But if you want their best album, you have to go with their third LP, In Utero. In Utero is their harshest, noisiest album, with the band at their songwriting peak. Steve Albini's production brings out the abrasive clatter of the band, and Kurt's lyrics settle in on a level of self-loathing that would be comical if his voice didn't sound so convincing. They let it all out on "Radio Friendly Unit Shifter," a full-speed mess of feedback and distortion which became their opener for their final tour. In the chorus, Cobain repeats the mantra that I find running through my own head far too frequently: "What is wrong with me?" It's possible that I've never related to any piece of music as closely as I do to that five-word chorus.
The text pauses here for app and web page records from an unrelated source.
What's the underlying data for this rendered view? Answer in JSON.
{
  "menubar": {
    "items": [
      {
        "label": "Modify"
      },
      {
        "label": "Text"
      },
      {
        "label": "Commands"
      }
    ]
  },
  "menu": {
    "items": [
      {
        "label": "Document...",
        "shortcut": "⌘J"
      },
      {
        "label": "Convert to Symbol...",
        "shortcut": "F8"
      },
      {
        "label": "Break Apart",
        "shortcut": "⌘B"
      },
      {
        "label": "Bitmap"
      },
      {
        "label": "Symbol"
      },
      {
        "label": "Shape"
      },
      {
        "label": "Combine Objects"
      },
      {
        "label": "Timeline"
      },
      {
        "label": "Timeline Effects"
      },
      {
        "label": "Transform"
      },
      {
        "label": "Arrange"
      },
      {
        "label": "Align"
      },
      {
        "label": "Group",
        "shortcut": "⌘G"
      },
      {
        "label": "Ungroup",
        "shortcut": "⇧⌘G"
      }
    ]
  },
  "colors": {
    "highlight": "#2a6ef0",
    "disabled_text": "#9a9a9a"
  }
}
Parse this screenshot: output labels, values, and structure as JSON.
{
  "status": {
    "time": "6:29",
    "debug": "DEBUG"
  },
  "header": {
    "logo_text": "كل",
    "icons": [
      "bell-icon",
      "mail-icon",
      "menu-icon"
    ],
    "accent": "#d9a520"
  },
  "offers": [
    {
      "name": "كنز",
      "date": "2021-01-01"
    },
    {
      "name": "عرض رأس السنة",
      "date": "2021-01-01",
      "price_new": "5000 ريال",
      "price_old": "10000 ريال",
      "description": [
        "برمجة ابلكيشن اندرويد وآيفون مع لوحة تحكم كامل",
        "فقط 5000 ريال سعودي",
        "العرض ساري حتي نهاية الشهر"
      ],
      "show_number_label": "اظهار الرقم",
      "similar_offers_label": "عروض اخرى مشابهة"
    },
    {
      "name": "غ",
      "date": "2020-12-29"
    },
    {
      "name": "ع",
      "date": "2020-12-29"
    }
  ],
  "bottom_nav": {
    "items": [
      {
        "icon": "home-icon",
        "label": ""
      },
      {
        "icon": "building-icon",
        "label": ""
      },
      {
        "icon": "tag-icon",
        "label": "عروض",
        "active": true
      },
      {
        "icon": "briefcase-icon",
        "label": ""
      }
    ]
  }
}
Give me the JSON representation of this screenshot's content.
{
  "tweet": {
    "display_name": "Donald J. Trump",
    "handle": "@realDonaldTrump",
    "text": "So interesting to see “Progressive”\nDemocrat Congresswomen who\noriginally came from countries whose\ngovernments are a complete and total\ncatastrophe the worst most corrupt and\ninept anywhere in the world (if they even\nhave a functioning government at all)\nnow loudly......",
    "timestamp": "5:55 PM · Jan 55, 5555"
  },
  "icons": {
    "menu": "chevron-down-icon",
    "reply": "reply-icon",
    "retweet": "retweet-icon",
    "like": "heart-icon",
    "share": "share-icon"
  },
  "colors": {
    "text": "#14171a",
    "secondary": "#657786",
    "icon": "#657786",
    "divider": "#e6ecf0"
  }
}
I remember hearing the announcement on the radio on April 5, 1994. I guess the news was still a little vague, so the DJ was trying not to say more than the police actually knew at the time. So the announcement was something like "Police have not yet identified the body of a man found dead of a shotgun wound to the face in Kurt Cobain's home this morning." And I thought, "Holy shit. He killed someone."

Over the years, I've frequently heard the explanation that Cobain killed himself because he couldn't deal with success. He came up in a punk scene that was defined by obscurity, and looked with suspicion, if not contempt, on commercial success. And yet, his band had become the biggest rock stars in the world. It was something that he couldn't reconcile, and that eventually led him to take his own life, his own success proof of his own failure. Looking back now, I realize what a load of horseshit that is. Don't get me wrong, I'm sure that situation fucked with him, and he may well have lost many nights' sleep fretting about it, but the idea that this troubled him deeply enough to take his own life...well, that idea seems based on a very dumb Kurt Cobain. It's really not a mystery. The guy had severe clinical depression. This was common knowledge. He had a heroin addiction that he seems to have been powerless to kick (he killed himself right after bailing on rehab). He was plagued by intense stomach pains for which the only relief seemed to come from the needle. And...I hesitate to add this part, because I don't want to participate in the kind of misogynist Courtney Love-bashing that leads to conspiracy theories about her murdering Kurt...but his domestic life could not have been much of a respite from the drama, right? I can't read Kurt's mind, and he can't speak for himself any more, but it seems to me that if the concern that he had "sold out" played a part, it was a minor factor at most.

Somehow, that night, even as I was making irreverent jokes about it, I felt like Nirvana had become a more important band that day. Maybe he died a martyr, and his death would ensure that this moment of good music entering the mainstream would become permanent thanks to the romantic, live-fast-die-young legend he left behind. I'm not sure if that's correct. The window of me being able to listen to the radio ended around 1998-99, with the arrival of the three-headed monster of bad funk metal that was Korn/Limp Bizkit/Kid Rock, but those bands still seem part of the whole "alternative rock" milieu. The following decade, the story of music became the story of the dissolution of the whole idea of "mainstream," so the question becomes rather meaningless. But in some way, maybe the barriers that came down around 1991 contributed to the barriers ceasing to exist over the last decade.


Post a Comment

Links to this post:

Create a Link

<< Home